“Beresheet’s journey to the moon, despite its difficult landing, is etched into our consciousness in Israel and the world as successful, ground-breaking and significant to the nature of future mission by humans to the moon,” SpaceIL has said.
The $1 million prize is far less than the $20 million offered by the then-Google Lunar X Prize competition challenging the world’s engineers to create and send the first private lander to the moon. That competition served as the inspiration for the Beresheet lander, initially conceived in 2011 as part of a dream by three young engineers – Yariv Bash, Kfir Damari and Yonatan Winetraub – to take part in the contest.
Together they founded SpaceIL and partnered with Israel’s Aerospace Industries (IAI) to design and build the spacecraft. And although the contest ended on March 31, 2018 and the $20 million prize went unclaimed, SpaceIL decided to push forth and launch the lander that came to be known as Beresheet.
After the crash-landing, SpaceIL announced that it would launch a second moon mission with a Beresheet 2.0 spacecraft but quickly scrapped the plan to focus on “another, significant objective.” The details are not yet known.
Innovative tech and design
In July, Texas aerospace company Firefly Aerospace announced that Beresheet’s innovative design and tech will serve as the basis for its future lunar missions.
Firefly is set to build upon the Beresheet endeavor and create a new lunar lander based on the Israeli spacecraft’s blueprints as part of a NASA program to deliver science payloads to the surface of the moon. Firefly was one of nine companies selected by NASA to participate in the Commercial Lunar Payload Services (CLPS).
NASA says the program is “one of the first steps toward long-term scientific study and human exploration of the Moon and eventually Mars.”
Firefly signed an Intellectual Property and Engineering Support agreement with IAI for technology based on its Beresheet lunar lander.
“IAI’s culture of engineering innovation and bold vision make our partnership a perfect solution for America as the nation realizes its return to the moon,” said Firefly CEO Dr. Tom Markusic at the time. “Having access to flight-proven lunar lander technology and the expertise of IAI engineers makes Firefly well placed to gain a foothold in the cislunar market.”
Shea Ferring, Firefly VP of Mission Assurance, said, “NASA and the US will greatly benefit from IAI’s next-generation lander design, leveraging extensive Beresheet lander design and flight operations experience.”
Ferring indicated that Firefly’s spacecraft would be dubbed “Genesis” after Beresheet and would deliver “a low-cost integrated solution for reliable lunar surface missions.”
In June, NASA released a photo of Beresheet’s crash site. The photo was taken by the Lunar Reconnaissance Orbiter Camera (LROC) 11 days after the spacecraft crashed into the moon’s surface. NASA partnered with SpaceIL on key aspects of the mission.

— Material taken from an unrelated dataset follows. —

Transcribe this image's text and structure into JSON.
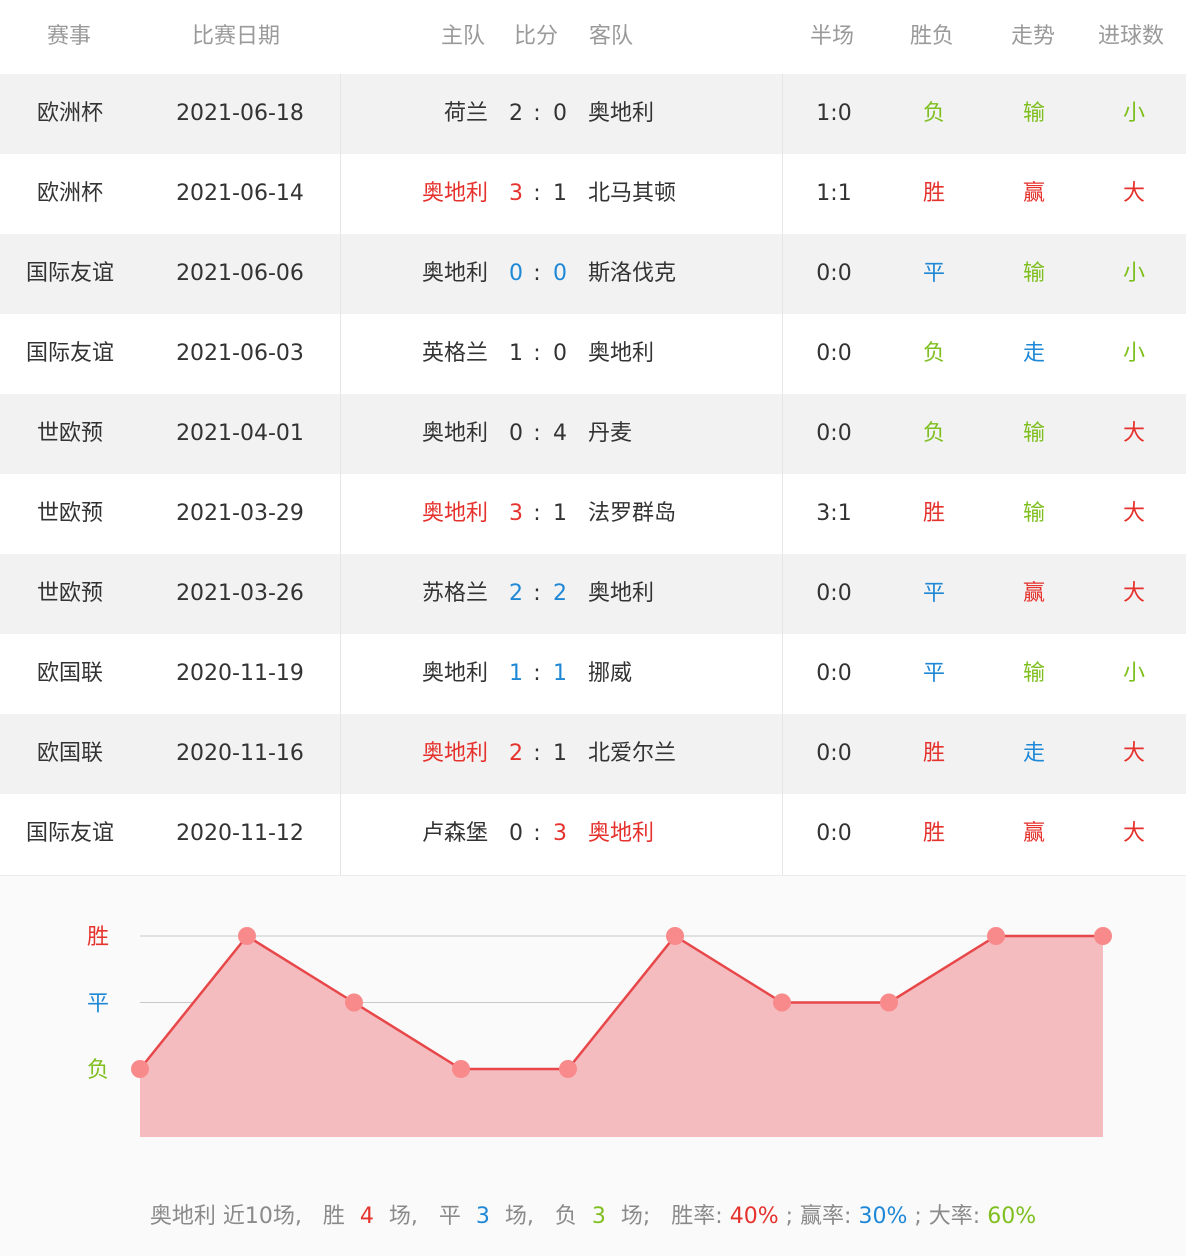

And National Geographic recently added Beresheet to its moon map exploring 50 years of lunar visits. Its first such map was created in 1969 as the Apollo 11 mission closed in on its goal.
The new version of the map “uses a mosaic of some 15,000 images and detailed height measurements from NASA’s Lunar Reconnaissance Orbiter, which has surveyed the entire surface,” National Geographic wrote.
“The moon is peppered with probes and landers, the legacy of human efforts to explore it,” it said.